'Occasional sightings' of wallabies outside of South Canterbury, has led Environment Canterbury (ECAN) to believe there may be people illegally releasing them.
Wallabies are a problem in Canterbury for a number of reasons.
ECAN describes their effect as 'environmentally adverse', as they destroy farmers' crops, and destroy a lot of vegetation, which can lead to an increased risk of soil erosion.
As part of the effort to try and control the population of wallabies in Canterbury, ECAN has set a containment zone for the animal.
ECAN's Wallaby Programme Leader, Brent Glentworth, said it's believed they have been released illegally because wallabies have been found in places where they couldn't go on their own.
"New population pockets and individual wallabies have been found and destroyed in both the North and South Islands, where they would have required human assistance to have arrived there."
When asked why people would do this, Brent said some may want to establish a population.
"While there’s nothing to gain from capturing or releasing wallabies except a hefty fine, some people may consider wallabies a unique species and want to establish their own population of the animal, which is illegal."
If someone is caught breeding, selling, moving, or exhibiting wallabies without a permit, there are fines of up to $100,000 dollars, and/or five years imprisonment.

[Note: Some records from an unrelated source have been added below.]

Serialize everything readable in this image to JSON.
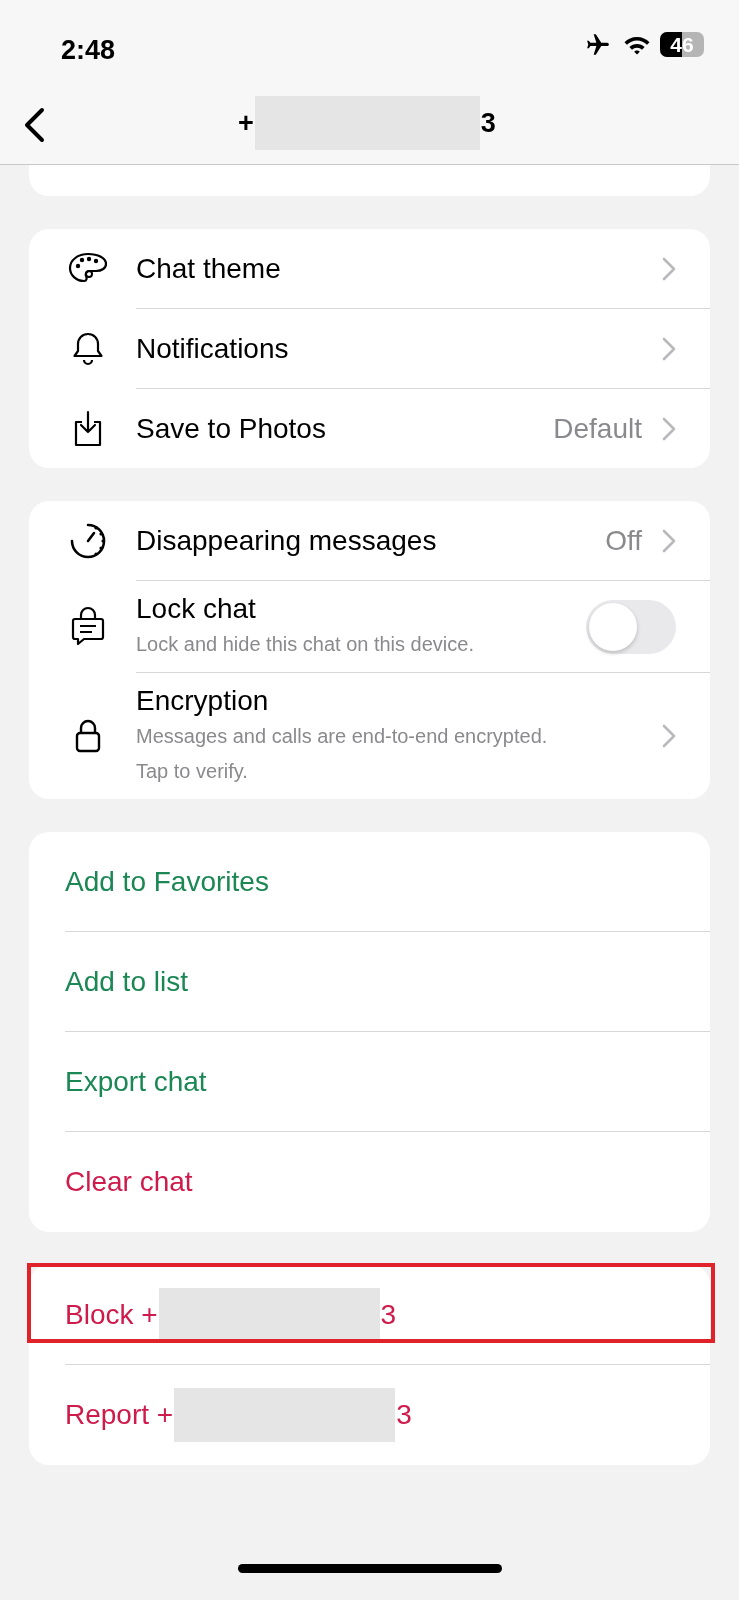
{
  "status_bar": {
    "time": "2:48",
    "battery": "46"
  },
  "header": {
    "title_prefix": "+",
    "title_suffix": "3"
  },
  "sections": [
    {
      "kind": "settings",
      "items": [
        {
          "kind": "link",
          "label": "Chat theme"
        },
        {
          "kind": "link",
          "label": "Notifications"
        },
        {
          "kind": "link",
          "label": "Save to Photos",
          "value": "Default"
        }
      ]
    },
    {
      "kind": "settings",
      "items": [
        {
          "kind": "link",
          "label": "Disappearing messages",
          "value": "Off"
        },
        {
          "kind": "toggle",
          "label": "Lock chat",
          "subtitle": "Lock and hide this chat on this device.",
          "on": false
        },
        {
          "kind": "link",
          "label": "Encryption",
          "subtitle": "Messages and calls are end-to-end encrypted. Tap to verify."
        }
      ]
    },
    {
      "kind": "actions",
      "items": [
        {
          "label": "Add to Favorites",
          "color": "#1b8754"
        },
        {
          "label": "Add to list",
          "color": "#1b8754"
        },
        {
          "label": "Export chat",
          "color": "#1b8754"
        },
        {
          "label": "Clear chat",
          "color": "#cf1a4c"
        }
      ]
    },
    {
      "kind": "actions",
      "items": [
        {
          "label": "Block +",
          "suffix": "3",
          "color": "#cf1a4c",
          "highlighted": true
        },
        {
          "label": "Report +",
          "suffix": "3",
          "color": "#cf1a4c",
          "highlighted": false
        }
      ]
    }
  ]
}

For now, ECAN urges Canterbury residents to be vigilant, and if you see a wallaby, report it to them, to protect our environment.